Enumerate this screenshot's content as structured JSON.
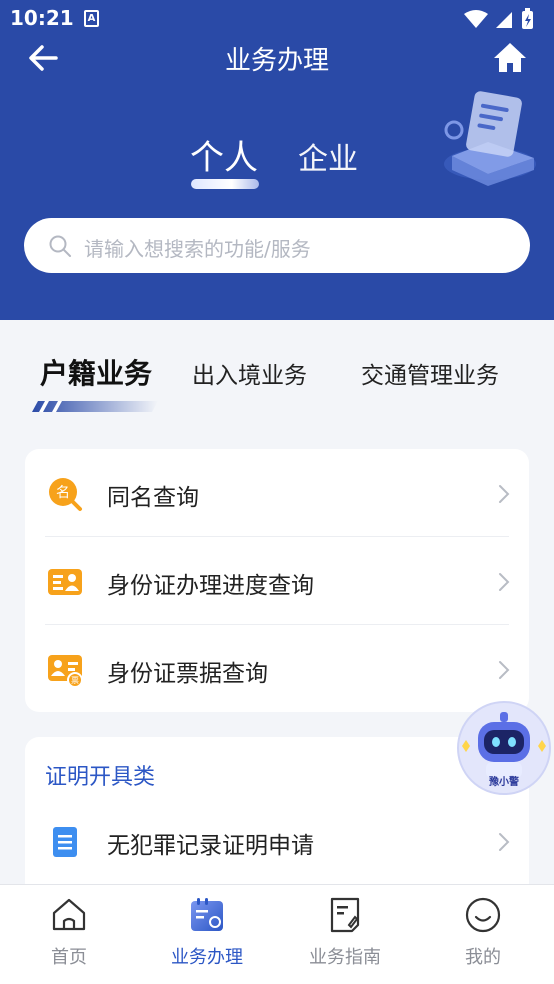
{
  "status_bar": {
    "time": "10:21",
    "app_icon_letter": "A"
  },
  "nav": {
    "title": "业务办理"
  },
  "segments": {
    "personal": "个人",
    "enterprise": "企业"
  },
  "search": {
    "placeholder": "请输入想搜索的功能/服务"
  },
  "category_tabs": [
    "户籍业务",
    "出入境业务",
    "交通管理业务"
  ],
  "card_1_items": [
    {
      "label": "同名查询",
      "icon": "name-search-icon"
    },
    {
      "label": "身份证办理进度查询",
      "icon": "id-card-progress-icon"
    },
    {
      "label": "身份证票据查询",
      "icon": "id-card-receipt-icon"
    }
  ],
  "card_2": {
    "section_title": "证明开具类",
    "items": [
      {
        "label": "无犯罪记录证明申请",
        "icon": "document-icon"
      }
    ]
  },
  "assistant": {
    "badge_text": "豫小警"
  },
  "bottom_nav": [
    {
      "label": "首页",
      "icon": "home-icon",
      "active": false
    },
    {
      "label": "业务办理",
      "icon": "business-icon",
      "active": true
    },
    {
      "label": "业务指南",
      "icon": "guide-icon",
      "active": false
    },
    {
      "label": "我的",
      "icon": "profile-icon",
      "active": false
    }
  ],
  "colors": {
    "header_bg": "#2a4aa7",
    "accent": "#2c57c5",
    "icon_orange": "#f7a21b",
    "icon_blue": "#3d8ef0"
  }
}
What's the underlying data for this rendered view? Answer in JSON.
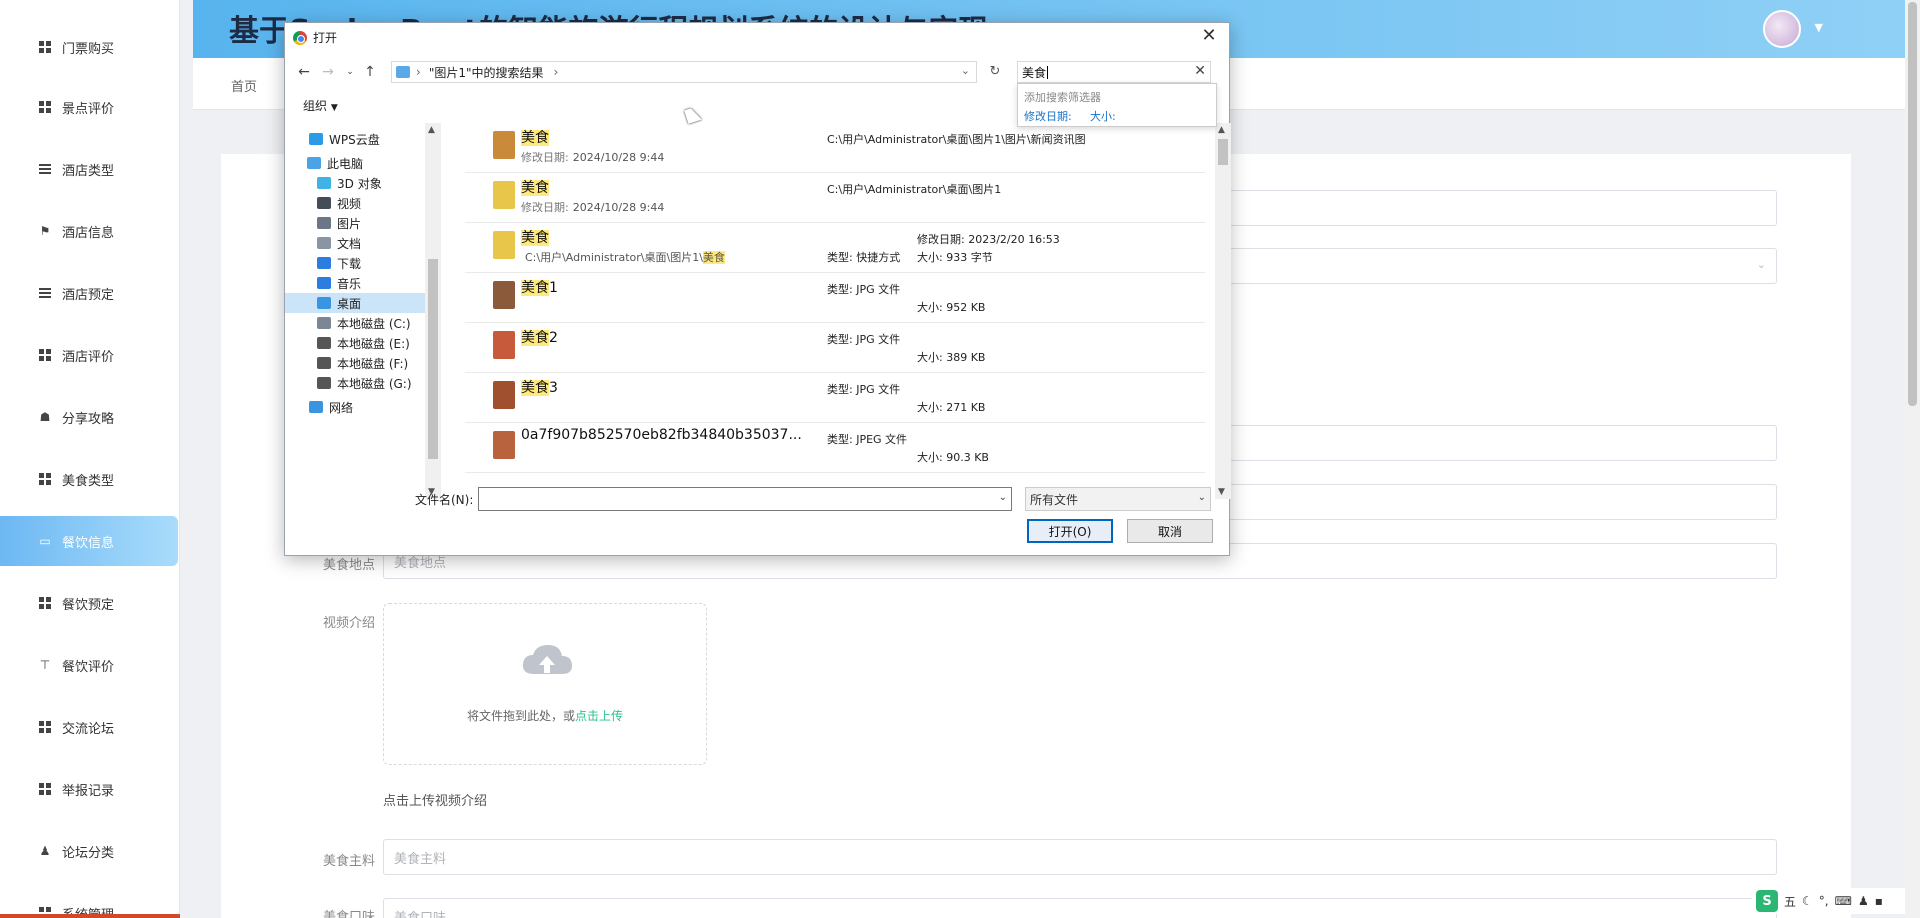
{
  "sidebar": {
    "items": [
      {
        "label": "门票购买",
        "icon": "grid-icon"
      },
      {
        "label": "景点评价",
        "icon": "grid-icon"
      },
      {
        "label": "酒店类型",
        "icon": "list-icon"
      },
      {
        "label": "酒店信息",
        "icon": "flag-icon"
      },
      {
        "label": "酒店预定",
        "icon": "list-icon"
      },
      {
        "label": "酒店评价",
        "icon": "grid-icon"
      },
      {
        "label": "分享攻略",
        "icon": "share-icon"
      },
      {
        "label": "美食类型",
        "icon": "grid-icon"
      },
      {
        "label": "餐饮信息",
        "icon": "monitor-icon"
      },
      {
        "label": "餐饮预定",
        "icon": "grid-icon"
      },
      {
        "label": "餐饮评价",
        "icon": "pin-icon"
      },
      {
        "label": "交流论坛",
        "icon": "grid-icon"
      },
      {
        "label": "举报记录",
        "icon": "grid-icon"
      },
      {
        "label": "论坛分类",
        "icon": "user-icon"
      },
      {
        "label": "系统管理",
        "icon": "grid-icon"
      }
    ]
  },
  "header": {
    "title": "基于SpringBoot的智能旅游行程规划系统的设计与实现"
  },
  "tabs": {
    "home": "首页"
  },
  "form": {
    "food_location_label": "美食地点",
    "food_location_placeholder": "美食地点",
    "video_intro_label": "视频介绍",
    "upload_text": "将文件拖到此处，或",
    "upload_link": "点击上传",
    "upload_tip": "点击上传视频介绍",
    "main_ingredient_label": "美食主料",
    "main_ingredient_placeholder": "美食主料",
    "food_taste_label": "美食口味",
    "food_taste_placeholder": "美食口味"
  },
  "dialog": {
    "title": "打开",
    "breadcrumb": "\"图片1\"中的搜索结果",
    "search_value": "美食",
    "search_popup": {
      "title": "添加搜索筛选器",
      "modified_date": "修改日期:",
      "size": "大小:"
    },
    "organize": "组织",
    "nav_items": [
      {
        "label": "WPS云盘",
        "color": "#2b9be8"
      },
      {
        "label": "此电脑",
        "color": "#4aa3e6"
      },
      {
        "label": "3D 对象",
        "color": "#3fb2e8"
      },
      {
        "label": "视频",
        "color": "#444c58"
      },
      {
        "label": "图片",
        "color": "#6b7686"
      },
      {
        "label": "文档",
        "color": "#8a95a3"
      },
      {
        "label": "下载",
        "color": "#2b7de0"
      },
      {
        "label": "音乐",
        "color": "#2b7de0"
      },
      {
        "label": "桌面",
        "color": "#3a95e0"
      },
      {
        "label": "本地磁盘 (C:)",
        "color": "#7b8794"
      },
      {
        "label": "本地磁盘 (E:)",
        "color": "#555"
      },
      {
        "label": "本地磁盘 (F:)",
        "color": "#555"
      },
      {
        "label": "本地磁盘 (G:)",
        "color": "#555"
      },
      {
        "label": "网络",
        "color": "#3a95e0"
      }
    ],
    "files": [
      {
        "name_hl": "美食",
        "name_rest": "",
        "sub_key": "修改日期:",
        "sub_val": "2024/10/28 9:44",
        "col2": "C:\\用户\\Administrator\\桌面\\图片1\\图片\\新闻资讯图",
        "col2b": "",
        "col3": "",
        "col3b": "",
        "thumb": "#c98a3a"
      },
      {
        "name_hl": "美食",
        "name_rest": "",
        "sub_key": "修改日期:",
        "sub_val": "2024/10/28 9:44",
        "col2": "C:\\用户\\Administrator\\桌面\\图片1",
        "col2b": "",
        "col3": "",
        "col3b": "",
        "thumb": "#e8c64a"
      },
      {
        "name_hl": "美食",
        "name_rest": "",
        "sub_key": "",
        "sub_val": "C:\\用户\\Administrator\\桌面\\图片1\\",
        "sub_hl": "美食",
        "col2": "",
        "col2b": "类型: 快捷方式",
        "col3": "修改日期: 2023/2/20 16:53",
        "col3b": "大小: 933 字节",
        "thumb": "#e8c64a"
      },
      {
        "name_hl": "美食",
        "name_rest": "1",
        "sub_key": "",
        "sub_val": "",
        "col2": "类型: JPG 文件",
        "col2b": "",
        "col3": "",
        "col3b": "大小: 952 KB",
        "thumb": "#8a5a3a"
      },
      {
        "name_hl": "美食",
        "name_rest": "2",
        "sub_key": "",
        "sub_val": "",
        "col2": "类型: JPG 文件",
        "col2b": "",
        "col3": "",
        "col3b": "大小: 389 KB",
        "thumb": "#c65a3a"
      },
      {
        "name_hl": "美食",
        "name_rest": "3",
        "sub_key": "",
        "sub_val": "",
        "col2": "类型: JPG 文件",
        "col2b": "",
        "col3": "",
        "col3b": "大小: 271 KB",
        "thumb": "#a0502e"
      },
      {
        "name_hl": "",
        "name_rest": "0a7f907b852570eb82fb34840b35037...",
        "sub_key": "",
        "sub_val": "",
        "col2": "类型: JPEG 文件",
        "col2b": "",
        "col3": "",
        "col3b": "大小: 90.3 KB",
        "thumb": "#b8623e"
      }
    ],
    "filename_label": "文件名(N):",
    "filename_value": "",
    "file_type": "所有文件",
    "open_button": "打开(O)",
    "cancel_button": "取消"
  },
  "tray": {
    "ime": "五"
  },
  "colors": {
    "header_gradient_start": "#58b4ee",
    "active_sidebar": "#6db8f3",
    "highlight": "#ffe97a",
    "link": "#2bbf93"
  }
}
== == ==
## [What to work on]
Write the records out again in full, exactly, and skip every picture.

## [Answer to the problem]
Enumerate this screenshot's content as structured JSON.
{
  "status_bar": {
    "time": "10:21",
    "app_icon_letter": "A"
  },
  "nav": {
    "title": "业务办理"
  },
  "segments": {
    "personal": "个人",
    "enterprise": "企业"
  },
  "search": {
    "placeholder": "请输入想搜索的功能/服务"
  },
  "category_tabs": [
    "户籍业务",
    "出入境业务",
    "交通管理业务"
  ],
  "card_1_items": [
    {
      "label": "同名查询",
      "icon": "name-search-icon"
    },
    {
      "label": "身份证办理进度查询",
      "icon": "id-card-progress-icon"
    },
    {
      "label": "身份证票据查询",
      "icon": "id-card-receipt-icon"
    }
  ],
  "card_2": {
    "section_title": "证明开具类",
    "items": [
      {
        "label": "无犯罪记录证明申请",
        "icon": "document-icon"
      }
    ]
  },
  "assistant": {
    "badge_text": "豫小警"
  },
  "bottom_nav": [
    {
      "label": "首页",
      "icon": "home-icon",
      "active": false
    },
    {
      "label": "业务办理",
      "icon": "business-icon",
      "active": true
    },
    {
      "label": "业务指南",
      "icon": "guide-icon",
      "active": false
    },
    {
      "label": "我的",
      "icon": "profile-icon",
      "active": false
    }
  ],
  "colors": {
    "header_bg": "#2a4aa7",
    "accent": "#2c57c5",
    "icon_orange": "#f7a21b",
    "icon_blue": "#3d8ef0"
  }
}
What's the underlying data for this rendered view? Answer in JSON.
{
  "sidebar": {
    "items": [
      {
        "label": "门票购买",
        "icon": "grid-icon"
      },
      {
        "label": "景点评价",
        "icon": "grid-icon"
      },
      {
        "label": "酒店类型",
        "icon": "list-icon"
      },
      {
        "label": "酒店信息",
        "icon": "flag-icon"
      },
      {
        "label": "酒店预定",
        "icon": "list-icon"
      },
      {
        "label": "酒店评价",
        "icon": "grid-icon"
      },
      {
        "label": "分享攻略",
        "icon": "share-icon"
      },
      {
        "label": "美食类型",
        "icon": "grid-icon"
      },
      {
        "label": "餐饮信息",
        "icon": "monitor-icon"
      },
      {
        "label": "餐饮预定",
        "icon": "grid-icon"
      },
      {
        "label": "餐饮评价",
        "icon": "pin-icon"
      },
      {
        "label": "交流论坛",
        "icon": "grid-icon"
      },
      {
        "label": "举报记录",
        "icon": "grid-icon"
      },
      {
        "label": "论坛分类",
        "icon": "user-icon"
      },
      {
        "label": "系统管理",
        "icon": "grid-icon"
      }
    ]
  },
  "header": {
    "title": "基于SpringBoot的智能旅游行程规划系统的设计与实现"
  },
  "tabs": {
    "home": "首页"
  },
  "form": {
    "food_location_label": "美食地点",
    "food_location_placeholder": "美食地点",
    "video_intro_label": "视频介绍",
    "upload_text": "将文件拖到此处，或",
    "upload_link": "点击上传",
    "upload_tip": "点击上传视频介绍",
    "main_ingredient_label": "美食主料",
    "main_ingredient_placeholder": "美食主料",
    "food_taste_label": "美食口味",
    "food_taste_placeholder": "美食口味"
  },
  "dialog": {
    "title": "打开",
    "breadcrumb": "\"图片1\"中的搜索结果",
    "search_value": "美食",
    "search_popup": {
      "title": "添加搜索筛选器",
      "modified_date": "修改日期:",
      "size": "大小:"
    },
    "organize": "组织",
    "nav_items": [
      {
        "label": "WPS云盘",
        "color": "#2b9be8"
      },
      {
        "label": "此电脑",
        "color": "#4aa3e6"
      },
      {
        "label": "3D 对象",
        "color": "#3fb2e8"
      },
      {
        "label": "视频",
        "color": "#444c58"
      },
      {
        "label": "图片",
        "color": "#6b7686"
      },
      {
        "label": "文档",
        "color": "#8a95a3"
      },
      {
        "label": "下载",
        "color": "#2b7de0"
      },
      {
        "label": "音乐",
        "color": "#2b7de0"
      },
      {
        "label": "桌面",
        "color": "#3a95e0"
      },
      {
        "label": "本地磁盘 (C:)",
        "color": "#7b8794"
      },
      {
        "label": "本地磁盘 (E:)",
        "color": "#555"
      },
      {
        "label": "本地磁盘 (F:)",
        "color": "#555"
      },
      {
        "label": "本地磁盘 (G:)",
        "color": "#555"
      },
      {
        "label": "网络",
        "color": "#3a95e0"
      }
    ],
    "files": [
      {
        "name_hl": "美食",
        "name_rest": "",
        "sub_key": "修改日期:",
        "sub_val": "2024/10/28 9:44",
        "col2": "C:\\用户\\Administrator\\桌面\\图片1\\图片\\新闻资讯图",
        "col2b": "",
        "col3": "",
        "col3b": "",
        "thumb": "#c98a3a"
      },
      {
        "name_hl": "美食",
        "name_rest": "",
        "sub_key": "修改日期:",
        "sub_val": "2024/10/28 9:44",
        "col2": "C:\\用户\\Administrator\\桌面\\图片1",
        "col2b": "",
        "col3": "",
        "col3b": "",
        "thumb": "#e8c64a"
      },
      {
        "name_hl": "美食",
        "name_rest": "",
        "sub_key": "",
        "sub_val": "C:\\用户\\Administrator\\桌面\\图片1\\",
        "sub_hl": "美食",
        "col2": "",
        "col2b": "类型: 快捷方式",
        "col3": "修改日期: 2023/2/20 16:53",
        "col3b": "大小: 933 字节",
        "thumb": "#e8c64a"
      },
      {
        "name_hl": "美食",
        "name_rest": "1",
        "sub_key": "",
        "sub_val": "",
        "col2": "类型: JPG 文件",
        "col2b": "",
        "col3": "",
        "col3b": "大小: 952 KB",
        "thumb": "#8a5a3a"
      },
      {
        "name_hl": "美食",
        "name_rest": "2",
        "sub_key": "",
        "sub_val": "",
        "col2": "类型: JPG 文件",
        "col2b": "",
        "col3": "",
        "col3b": "大小: 389 KB",
        "thumb": "#c65a3a"
      },
      {
        "name_hl": "美食",
        "name_rest": "3",
        "sub_key": "",
        "sub_val": "",
        "col2": "类型: JPG 文件",
        "col2b": "",
        "col3": "",
        "col3b": "大小: 271 KB",
        "thumb": "#a0502e"
      },
      {
        "name_hl": "",
        "name_rest": "0a7f907b852570eb82fb34840b35037...",
        "sub_key": "",
        "sub_val": "",
        "col2": "类型: JPEG 文件",
        "col2b": "",
        "col3": "",
        "col3b": "大小: 90.3 KB",
        "thumb": "#b8623e"
      }
    ],
    "filename_label": "文件名(N):",
    "filename_value": "",
    "file_type": "所有文件",
    "open_button": "打开(O)",
    "cancel_button": "取消"
  },
  "tray": {
    "ime": "五"
  },
  "colors": {
    "header_gradient_start": "#58b4ee",
    "active_sidebar": "#6db8f3",
    "highlight": "#ffe97a",
    "link": "#2bbf93"
  }
}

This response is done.